April 21, 2000 |
It was a sight to make courthouse familiars stop in their tracks: A judge, black robes flying, running down a corridor in pursuit of a reluctant defendant. As he ran, the judge gathered from the crowded hallway an impromptu posse of cops and civilians running behind him. But despite the pursuing mob, and cops who spotted the man outside the Criminal Justice Building later, the fugitive made his escape. The ruckus began when John Jordan, 36, awaiting trial for theft, receiving stolen goods and unauthorized use of a motor vehicle, decided he wanted no part of the proceedings.
December 22, 1988 |
Gary Davis had a run of bad luck yesterday. After his hopes of staying out of jail for Christmas were dashed when trial commissioner James Thorpe revoked his $10,000 bail for failing to show up at a November drug trial, Davis panicked and made a run for freedom from the eighth-floor courtroom. "He took off like a jackrabbit," said Sheriff's Capt. John Gleason. "My people were right on his tail. " Deputies Anthony DiSanto and James Ingram took up the chase as Davis, 26, of Brown Street near 5th, leaped about 14 steps to the seventh-floor hallway and ran past two courtrooms toward the circular stairway on the northwest corner of City Hall.
January 27, 1991 |
There are a thousand and one excuses for killing in the city. Most of them can be heard at one time or another in the dull beige confines of Courtroom 675 at City Hall. Some headline cases - mob hits, mass murders and sensational sex slayings - are heard there. But the usual fare is a dreary procession of drug murders and deadly domestic disputes that pass endlessly through preliminary hearings in Room 675 every Tuesday, Wednesday and Thursday. The plots of these killings are almost always dismally petty.
February 9, 1986 |
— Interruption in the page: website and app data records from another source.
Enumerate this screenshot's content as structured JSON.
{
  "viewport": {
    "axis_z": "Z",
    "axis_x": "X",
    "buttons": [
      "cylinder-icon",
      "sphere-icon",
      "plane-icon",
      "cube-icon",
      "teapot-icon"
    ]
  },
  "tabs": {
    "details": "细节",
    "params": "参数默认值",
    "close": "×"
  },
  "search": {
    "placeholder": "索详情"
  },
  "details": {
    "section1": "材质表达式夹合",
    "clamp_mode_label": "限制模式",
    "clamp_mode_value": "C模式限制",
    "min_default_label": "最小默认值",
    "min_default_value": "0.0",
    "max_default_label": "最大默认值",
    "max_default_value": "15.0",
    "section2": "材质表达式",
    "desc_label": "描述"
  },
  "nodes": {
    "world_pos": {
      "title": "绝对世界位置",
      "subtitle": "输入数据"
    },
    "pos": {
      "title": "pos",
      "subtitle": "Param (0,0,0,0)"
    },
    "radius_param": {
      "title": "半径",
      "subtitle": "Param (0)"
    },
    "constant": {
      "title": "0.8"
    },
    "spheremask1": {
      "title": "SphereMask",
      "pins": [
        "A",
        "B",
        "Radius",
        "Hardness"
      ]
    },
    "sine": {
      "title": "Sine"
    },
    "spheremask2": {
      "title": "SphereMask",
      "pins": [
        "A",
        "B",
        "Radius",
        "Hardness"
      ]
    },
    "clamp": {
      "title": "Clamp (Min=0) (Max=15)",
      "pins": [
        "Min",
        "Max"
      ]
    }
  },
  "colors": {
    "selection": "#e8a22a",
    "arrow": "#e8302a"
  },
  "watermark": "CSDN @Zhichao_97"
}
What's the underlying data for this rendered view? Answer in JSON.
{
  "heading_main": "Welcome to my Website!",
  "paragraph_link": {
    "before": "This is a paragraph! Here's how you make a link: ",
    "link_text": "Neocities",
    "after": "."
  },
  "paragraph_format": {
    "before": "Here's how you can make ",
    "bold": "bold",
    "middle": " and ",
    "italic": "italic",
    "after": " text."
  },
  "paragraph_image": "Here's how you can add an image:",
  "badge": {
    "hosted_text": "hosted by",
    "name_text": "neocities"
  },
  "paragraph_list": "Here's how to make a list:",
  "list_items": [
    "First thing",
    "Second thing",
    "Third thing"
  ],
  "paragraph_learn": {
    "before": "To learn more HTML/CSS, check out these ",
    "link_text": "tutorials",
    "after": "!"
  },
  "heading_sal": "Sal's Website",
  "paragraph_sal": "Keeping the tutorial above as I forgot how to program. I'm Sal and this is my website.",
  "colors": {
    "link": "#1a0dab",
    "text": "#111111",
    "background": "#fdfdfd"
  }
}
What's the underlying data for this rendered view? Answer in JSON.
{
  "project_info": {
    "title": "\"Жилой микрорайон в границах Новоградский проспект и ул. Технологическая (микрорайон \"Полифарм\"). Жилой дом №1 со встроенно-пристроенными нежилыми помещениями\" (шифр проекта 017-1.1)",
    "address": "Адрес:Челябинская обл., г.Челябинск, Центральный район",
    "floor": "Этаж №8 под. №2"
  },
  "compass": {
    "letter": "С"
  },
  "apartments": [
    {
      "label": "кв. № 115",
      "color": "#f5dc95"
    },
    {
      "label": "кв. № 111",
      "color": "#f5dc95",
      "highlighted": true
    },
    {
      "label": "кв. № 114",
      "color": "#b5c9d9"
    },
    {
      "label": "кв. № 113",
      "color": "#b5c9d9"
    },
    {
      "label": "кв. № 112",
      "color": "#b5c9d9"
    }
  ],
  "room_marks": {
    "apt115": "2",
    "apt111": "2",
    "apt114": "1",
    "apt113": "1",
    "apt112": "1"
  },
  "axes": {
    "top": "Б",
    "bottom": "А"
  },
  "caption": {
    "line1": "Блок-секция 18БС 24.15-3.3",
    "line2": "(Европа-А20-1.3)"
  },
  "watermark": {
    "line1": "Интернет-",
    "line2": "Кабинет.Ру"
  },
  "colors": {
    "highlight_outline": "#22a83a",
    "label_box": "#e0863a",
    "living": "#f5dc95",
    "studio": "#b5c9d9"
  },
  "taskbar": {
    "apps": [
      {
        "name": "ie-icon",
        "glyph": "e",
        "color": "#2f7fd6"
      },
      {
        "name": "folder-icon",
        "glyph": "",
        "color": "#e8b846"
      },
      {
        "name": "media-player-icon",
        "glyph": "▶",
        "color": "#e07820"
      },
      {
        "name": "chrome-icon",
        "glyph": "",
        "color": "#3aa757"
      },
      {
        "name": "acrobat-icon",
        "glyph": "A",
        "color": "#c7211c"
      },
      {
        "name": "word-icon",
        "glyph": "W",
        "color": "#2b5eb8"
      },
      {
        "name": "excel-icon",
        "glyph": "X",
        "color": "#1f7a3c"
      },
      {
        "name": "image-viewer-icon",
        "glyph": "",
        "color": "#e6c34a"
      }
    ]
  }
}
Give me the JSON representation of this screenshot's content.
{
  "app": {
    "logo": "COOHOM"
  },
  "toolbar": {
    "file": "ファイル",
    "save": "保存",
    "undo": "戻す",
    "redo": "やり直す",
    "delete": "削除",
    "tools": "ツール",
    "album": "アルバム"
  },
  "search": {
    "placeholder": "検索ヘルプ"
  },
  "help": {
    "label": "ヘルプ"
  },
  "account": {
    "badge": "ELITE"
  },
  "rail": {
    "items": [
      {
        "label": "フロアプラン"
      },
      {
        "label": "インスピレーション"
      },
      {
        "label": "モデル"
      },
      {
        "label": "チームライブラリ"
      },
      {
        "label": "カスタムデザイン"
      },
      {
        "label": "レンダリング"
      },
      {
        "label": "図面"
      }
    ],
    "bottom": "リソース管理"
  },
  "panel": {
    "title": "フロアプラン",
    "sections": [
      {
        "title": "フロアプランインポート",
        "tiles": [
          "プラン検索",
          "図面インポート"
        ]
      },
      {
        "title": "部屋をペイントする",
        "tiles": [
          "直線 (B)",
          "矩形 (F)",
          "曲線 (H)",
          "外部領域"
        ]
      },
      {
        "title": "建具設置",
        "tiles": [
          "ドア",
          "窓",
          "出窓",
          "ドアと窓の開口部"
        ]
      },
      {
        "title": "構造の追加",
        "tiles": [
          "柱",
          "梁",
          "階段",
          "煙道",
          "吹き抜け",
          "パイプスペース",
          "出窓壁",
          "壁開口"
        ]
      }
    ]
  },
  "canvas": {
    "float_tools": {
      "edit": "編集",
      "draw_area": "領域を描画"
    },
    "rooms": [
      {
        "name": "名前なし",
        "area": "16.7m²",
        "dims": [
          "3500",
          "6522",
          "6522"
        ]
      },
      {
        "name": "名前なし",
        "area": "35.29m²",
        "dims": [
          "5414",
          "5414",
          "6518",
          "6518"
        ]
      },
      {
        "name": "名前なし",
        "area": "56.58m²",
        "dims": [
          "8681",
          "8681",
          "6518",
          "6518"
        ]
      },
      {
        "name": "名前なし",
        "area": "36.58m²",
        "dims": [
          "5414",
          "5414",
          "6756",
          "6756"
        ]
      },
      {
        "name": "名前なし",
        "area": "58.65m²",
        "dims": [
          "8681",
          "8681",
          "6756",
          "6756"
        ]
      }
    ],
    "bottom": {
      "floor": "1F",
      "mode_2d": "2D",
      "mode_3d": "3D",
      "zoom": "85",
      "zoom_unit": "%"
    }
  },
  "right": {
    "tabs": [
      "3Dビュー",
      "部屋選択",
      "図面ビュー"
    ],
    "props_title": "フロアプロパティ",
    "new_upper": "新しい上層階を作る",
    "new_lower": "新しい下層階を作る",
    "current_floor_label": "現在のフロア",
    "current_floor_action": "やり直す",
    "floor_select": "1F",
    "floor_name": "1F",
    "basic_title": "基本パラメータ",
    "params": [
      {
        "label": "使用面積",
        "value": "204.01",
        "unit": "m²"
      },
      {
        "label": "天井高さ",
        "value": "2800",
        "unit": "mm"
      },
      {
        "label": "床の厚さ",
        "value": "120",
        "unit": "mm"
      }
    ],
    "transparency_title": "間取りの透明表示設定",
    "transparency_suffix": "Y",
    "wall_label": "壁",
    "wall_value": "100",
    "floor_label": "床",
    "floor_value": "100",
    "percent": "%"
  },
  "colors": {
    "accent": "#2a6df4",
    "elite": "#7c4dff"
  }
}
Eleanor Johnson leaned toward her daughter and silently mouthed the words, hoping that the courtroom full of curious spectators would not eavesdrop on their private moment. "It was beautiful," Johnson said to her daughter, Ramona Africa, describing Africa's closing argument in Philadelphia Common Pleas Court on Friday. "I'm so of proud of you. " Africa, the tough-talking, professed revolutionary who had represented herself in court on charges stemming from the May 13 confrontation between police and MOVE, looked at her mother and grinned.